A group of Japanese businesses and doctors sued General Electric Co. in Boston federal court on Friday, claiming the industrial giant was reckless and negligent in its design of the reactors and related systems at the core of the Fukushima nuclear disaster in 2011.
The plaintiffs claim Boston-based GE knowingly used a reactor design at the Fukushima Daiichi Nuclear Power Plant that would fail to protect against the possible threat of earthquakes and tsunamis, a natural risk in that area.
The plaintiffs are seeking class-action status for businesses in the area that suffered economic damage as a result of the disaster, which displaced as many as 150,000 people.
Among other things, the lawsuit claims GE and its partners lowered a protective cliff by more than 60 feet, placing the plant and all six of its GE-designed reactors closer to the Pacific Ocean and in the path of the severe tsunami that struck on March 11, 2011.
Afte the tsunami hit, three GE-designed reactors suffered from “entirely foreseeable flooding and resulting nuclear meltdowns,” causing the release of radioactive matter into the area surrounding the plant, according to the lawsuit. The plaintiffs are essentially blaming GE for defective reactor design as well as for not putting in place enough safeguards to prevent the spread of radiation once the Fukushima plant was breached.
A GE spokesman said the company continues to offer sympathy for those affected by the earthquake and tsunami of 2011.
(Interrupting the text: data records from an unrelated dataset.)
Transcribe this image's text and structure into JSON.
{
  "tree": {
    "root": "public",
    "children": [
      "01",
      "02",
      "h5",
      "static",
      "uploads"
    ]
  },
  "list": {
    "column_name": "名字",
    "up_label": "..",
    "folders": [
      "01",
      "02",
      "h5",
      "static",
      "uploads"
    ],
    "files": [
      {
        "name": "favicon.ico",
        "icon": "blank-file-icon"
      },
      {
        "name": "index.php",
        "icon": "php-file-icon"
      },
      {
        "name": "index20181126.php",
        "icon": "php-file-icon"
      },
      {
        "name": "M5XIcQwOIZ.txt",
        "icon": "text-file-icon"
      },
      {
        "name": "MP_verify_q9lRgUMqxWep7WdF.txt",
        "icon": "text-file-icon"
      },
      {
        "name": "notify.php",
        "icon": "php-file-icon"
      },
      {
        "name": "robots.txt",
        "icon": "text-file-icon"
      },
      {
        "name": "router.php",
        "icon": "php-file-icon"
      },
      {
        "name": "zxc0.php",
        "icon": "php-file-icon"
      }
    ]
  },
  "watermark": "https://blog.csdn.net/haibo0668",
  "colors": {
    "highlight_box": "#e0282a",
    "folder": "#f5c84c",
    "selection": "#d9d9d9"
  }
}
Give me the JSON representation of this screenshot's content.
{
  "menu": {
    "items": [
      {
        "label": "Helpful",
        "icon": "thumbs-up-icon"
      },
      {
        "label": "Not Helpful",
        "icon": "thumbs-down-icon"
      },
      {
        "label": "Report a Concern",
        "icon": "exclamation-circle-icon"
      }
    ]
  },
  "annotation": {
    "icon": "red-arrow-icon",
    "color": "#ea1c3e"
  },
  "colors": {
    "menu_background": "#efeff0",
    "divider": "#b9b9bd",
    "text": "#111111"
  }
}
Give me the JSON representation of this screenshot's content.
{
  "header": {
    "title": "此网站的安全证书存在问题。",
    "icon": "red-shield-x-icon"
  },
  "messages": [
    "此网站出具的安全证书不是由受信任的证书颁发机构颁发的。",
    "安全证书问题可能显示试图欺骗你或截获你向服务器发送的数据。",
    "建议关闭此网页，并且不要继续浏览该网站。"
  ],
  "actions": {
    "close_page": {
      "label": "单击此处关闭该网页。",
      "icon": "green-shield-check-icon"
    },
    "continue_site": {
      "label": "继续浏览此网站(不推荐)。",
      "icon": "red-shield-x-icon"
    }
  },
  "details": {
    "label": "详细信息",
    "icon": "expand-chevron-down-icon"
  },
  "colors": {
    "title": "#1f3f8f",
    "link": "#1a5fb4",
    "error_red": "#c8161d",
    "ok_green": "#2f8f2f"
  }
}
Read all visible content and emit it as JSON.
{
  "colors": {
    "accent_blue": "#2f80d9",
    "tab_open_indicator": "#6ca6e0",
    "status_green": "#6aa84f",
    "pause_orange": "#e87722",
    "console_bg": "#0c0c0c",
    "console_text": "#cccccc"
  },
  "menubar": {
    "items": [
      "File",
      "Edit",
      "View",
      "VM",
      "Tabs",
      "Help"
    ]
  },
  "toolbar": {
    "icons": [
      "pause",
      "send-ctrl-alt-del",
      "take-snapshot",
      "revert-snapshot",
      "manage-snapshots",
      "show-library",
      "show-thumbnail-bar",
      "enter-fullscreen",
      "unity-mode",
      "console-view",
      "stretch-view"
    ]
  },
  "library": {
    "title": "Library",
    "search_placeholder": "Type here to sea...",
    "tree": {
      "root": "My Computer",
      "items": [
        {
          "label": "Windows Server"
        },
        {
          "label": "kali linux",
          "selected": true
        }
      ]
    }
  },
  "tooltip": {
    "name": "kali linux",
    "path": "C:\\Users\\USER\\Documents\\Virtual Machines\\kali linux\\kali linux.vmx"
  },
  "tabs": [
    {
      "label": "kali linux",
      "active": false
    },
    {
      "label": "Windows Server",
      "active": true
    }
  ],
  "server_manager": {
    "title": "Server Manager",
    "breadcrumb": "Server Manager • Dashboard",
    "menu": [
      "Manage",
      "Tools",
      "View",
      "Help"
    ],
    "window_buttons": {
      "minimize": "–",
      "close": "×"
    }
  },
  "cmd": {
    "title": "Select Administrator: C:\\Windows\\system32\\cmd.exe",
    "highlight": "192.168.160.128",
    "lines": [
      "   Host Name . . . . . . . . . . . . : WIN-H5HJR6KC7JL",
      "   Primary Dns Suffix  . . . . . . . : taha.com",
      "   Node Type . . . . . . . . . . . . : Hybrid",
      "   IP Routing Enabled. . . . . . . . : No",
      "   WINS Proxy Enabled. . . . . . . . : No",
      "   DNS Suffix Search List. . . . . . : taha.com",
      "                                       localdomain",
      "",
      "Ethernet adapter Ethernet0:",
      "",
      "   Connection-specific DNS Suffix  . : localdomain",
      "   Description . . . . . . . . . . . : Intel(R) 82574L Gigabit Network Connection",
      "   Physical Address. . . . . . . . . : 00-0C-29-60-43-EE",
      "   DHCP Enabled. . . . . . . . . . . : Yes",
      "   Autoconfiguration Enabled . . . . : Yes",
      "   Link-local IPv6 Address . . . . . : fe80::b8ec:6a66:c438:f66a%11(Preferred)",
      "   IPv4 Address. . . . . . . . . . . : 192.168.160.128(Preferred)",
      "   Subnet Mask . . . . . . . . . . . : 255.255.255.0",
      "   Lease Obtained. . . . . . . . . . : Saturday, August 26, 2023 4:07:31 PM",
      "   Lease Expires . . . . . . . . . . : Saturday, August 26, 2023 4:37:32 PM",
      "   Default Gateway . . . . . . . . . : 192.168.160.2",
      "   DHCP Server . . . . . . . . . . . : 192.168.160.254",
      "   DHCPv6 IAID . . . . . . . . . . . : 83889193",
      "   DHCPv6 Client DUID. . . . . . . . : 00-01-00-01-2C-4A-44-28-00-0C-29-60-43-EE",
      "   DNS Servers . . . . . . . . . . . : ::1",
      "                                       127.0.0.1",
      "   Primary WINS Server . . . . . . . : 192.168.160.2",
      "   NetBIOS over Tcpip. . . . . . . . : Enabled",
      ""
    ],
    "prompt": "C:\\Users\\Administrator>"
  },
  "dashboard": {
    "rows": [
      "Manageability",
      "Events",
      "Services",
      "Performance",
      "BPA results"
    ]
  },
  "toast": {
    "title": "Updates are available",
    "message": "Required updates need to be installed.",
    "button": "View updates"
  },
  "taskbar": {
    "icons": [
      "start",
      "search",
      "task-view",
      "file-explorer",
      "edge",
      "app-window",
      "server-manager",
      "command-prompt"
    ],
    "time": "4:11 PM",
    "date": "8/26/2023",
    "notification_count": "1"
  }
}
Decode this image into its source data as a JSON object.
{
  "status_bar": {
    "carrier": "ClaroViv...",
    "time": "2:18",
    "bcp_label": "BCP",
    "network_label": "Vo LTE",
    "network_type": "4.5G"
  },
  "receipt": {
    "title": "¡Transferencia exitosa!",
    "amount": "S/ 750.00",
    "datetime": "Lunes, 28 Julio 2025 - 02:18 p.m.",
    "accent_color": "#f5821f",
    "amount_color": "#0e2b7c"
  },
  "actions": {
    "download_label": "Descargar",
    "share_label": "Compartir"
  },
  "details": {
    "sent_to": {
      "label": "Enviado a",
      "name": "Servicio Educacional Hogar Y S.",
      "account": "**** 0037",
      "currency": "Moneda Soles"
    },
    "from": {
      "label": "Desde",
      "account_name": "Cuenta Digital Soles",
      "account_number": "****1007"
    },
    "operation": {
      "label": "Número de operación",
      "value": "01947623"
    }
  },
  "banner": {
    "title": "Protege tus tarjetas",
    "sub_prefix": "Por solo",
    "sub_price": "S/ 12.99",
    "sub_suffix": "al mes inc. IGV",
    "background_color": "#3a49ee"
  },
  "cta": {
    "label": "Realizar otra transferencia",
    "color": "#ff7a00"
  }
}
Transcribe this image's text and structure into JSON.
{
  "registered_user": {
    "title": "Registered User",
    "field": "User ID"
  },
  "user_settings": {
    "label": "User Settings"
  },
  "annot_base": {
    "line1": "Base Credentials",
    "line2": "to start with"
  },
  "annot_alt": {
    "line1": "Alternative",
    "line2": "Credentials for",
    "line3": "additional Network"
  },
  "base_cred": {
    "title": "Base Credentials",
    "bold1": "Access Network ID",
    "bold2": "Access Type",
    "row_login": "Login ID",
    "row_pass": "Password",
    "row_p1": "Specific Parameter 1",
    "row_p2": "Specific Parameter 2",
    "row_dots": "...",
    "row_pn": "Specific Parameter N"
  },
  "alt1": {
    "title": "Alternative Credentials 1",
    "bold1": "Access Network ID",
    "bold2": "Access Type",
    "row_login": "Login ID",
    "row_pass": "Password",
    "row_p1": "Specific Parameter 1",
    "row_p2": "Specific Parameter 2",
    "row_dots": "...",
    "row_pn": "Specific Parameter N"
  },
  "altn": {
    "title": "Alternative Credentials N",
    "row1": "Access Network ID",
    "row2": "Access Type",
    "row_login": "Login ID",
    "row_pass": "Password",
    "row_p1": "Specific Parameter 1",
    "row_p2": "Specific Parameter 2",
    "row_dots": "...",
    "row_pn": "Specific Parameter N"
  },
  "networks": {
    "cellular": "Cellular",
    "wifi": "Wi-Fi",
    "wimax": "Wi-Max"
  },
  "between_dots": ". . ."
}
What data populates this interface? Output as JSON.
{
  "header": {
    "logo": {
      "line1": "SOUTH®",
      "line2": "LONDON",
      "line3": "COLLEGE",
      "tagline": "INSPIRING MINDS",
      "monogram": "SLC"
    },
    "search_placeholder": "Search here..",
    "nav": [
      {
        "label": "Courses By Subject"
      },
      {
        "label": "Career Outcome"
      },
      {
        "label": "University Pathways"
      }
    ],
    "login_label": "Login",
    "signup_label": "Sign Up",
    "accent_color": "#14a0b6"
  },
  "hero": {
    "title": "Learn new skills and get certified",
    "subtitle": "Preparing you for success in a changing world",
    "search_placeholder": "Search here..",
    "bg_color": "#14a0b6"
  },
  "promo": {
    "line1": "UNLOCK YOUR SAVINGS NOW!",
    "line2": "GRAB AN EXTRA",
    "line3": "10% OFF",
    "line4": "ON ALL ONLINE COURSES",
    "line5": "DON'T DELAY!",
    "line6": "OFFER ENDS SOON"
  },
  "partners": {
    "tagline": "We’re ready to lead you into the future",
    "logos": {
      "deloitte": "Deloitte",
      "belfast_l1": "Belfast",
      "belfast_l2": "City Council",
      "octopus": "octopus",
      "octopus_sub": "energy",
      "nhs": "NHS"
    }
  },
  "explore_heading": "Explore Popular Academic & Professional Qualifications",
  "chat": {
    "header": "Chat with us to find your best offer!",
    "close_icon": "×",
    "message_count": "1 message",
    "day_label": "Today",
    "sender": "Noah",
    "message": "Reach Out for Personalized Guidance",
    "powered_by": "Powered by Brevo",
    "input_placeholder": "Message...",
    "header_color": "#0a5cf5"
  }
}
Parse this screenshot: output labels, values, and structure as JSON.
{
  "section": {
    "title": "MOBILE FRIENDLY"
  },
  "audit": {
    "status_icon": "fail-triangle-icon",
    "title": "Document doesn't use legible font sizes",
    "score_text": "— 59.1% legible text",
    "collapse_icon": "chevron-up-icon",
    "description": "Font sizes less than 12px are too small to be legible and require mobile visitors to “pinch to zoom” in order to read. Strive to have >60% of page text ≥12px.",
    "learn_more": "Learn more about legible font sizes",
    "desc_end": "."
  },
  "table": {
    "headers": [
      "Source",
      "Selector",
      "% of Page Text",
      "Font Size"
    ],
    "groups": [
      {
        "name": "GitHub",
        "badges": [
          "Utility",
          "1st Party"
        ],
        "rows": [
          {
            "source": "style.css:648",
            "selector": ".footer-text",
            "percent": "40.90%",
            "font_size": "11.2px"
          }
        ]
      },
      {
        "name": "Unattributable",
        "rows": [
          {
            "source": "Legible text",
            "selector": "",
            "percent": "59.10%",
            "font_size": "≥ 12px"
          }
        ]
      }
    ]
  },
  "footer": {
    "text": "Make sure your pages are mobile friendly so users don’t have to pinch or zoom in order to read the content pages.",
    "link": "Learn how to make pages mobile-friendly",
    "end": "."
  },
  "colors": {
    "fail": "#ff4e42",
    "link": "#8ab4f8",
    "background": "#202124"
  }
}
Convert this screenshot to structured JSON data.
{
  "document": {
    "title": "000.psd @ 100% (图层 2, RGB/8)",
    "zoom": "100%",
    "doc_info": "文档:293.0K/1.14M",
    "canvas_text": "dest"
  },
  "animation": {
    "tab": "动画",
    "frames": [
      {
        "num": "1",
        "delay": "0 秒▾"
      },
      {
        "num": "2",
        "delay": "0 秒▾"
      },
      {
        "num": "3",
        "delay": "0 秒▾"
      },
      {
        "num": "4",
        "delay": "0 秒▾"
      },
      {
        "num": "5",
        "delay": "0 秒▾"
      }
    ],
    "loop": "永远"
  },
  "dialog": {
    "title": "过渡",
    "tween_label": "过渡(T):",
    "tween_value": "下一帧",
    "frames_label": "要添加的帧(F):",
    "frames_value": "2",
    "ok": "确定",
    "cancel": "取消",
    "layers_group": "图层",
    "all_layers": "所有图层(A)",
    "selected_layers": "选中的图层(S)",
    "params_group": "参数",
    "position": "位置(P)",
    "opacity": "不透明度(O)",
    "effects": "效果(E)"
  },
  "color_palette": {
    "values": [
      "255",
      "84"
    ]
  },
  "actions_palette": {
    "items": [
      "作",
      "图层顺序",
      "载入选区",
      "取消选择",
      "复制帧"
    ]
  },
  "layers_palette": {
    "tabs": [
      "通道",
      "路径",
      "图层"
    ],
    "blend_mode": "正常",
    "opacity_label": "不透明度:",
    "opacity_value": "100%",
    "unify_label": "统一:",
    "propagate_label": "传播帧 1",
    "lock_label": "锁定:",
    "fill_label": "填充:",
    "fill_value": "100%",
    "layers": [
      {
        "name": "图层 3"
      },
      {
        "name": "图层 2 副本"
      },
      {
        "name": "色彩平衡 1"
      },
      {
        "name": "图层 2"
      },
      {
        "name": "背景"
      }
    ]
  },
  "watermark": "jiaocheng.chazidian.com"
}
“The Japanese government and other investigative bodies long ago concluded that the Fukushima nuclear accident was caused by the tsunami, and the resulting loss of seawater pumps and all electrical power, not reactor design,” he said. “We believe these claims can and should be addressed under Japan’s nuclear compensation law, which provides relief for persons impacted by these events.”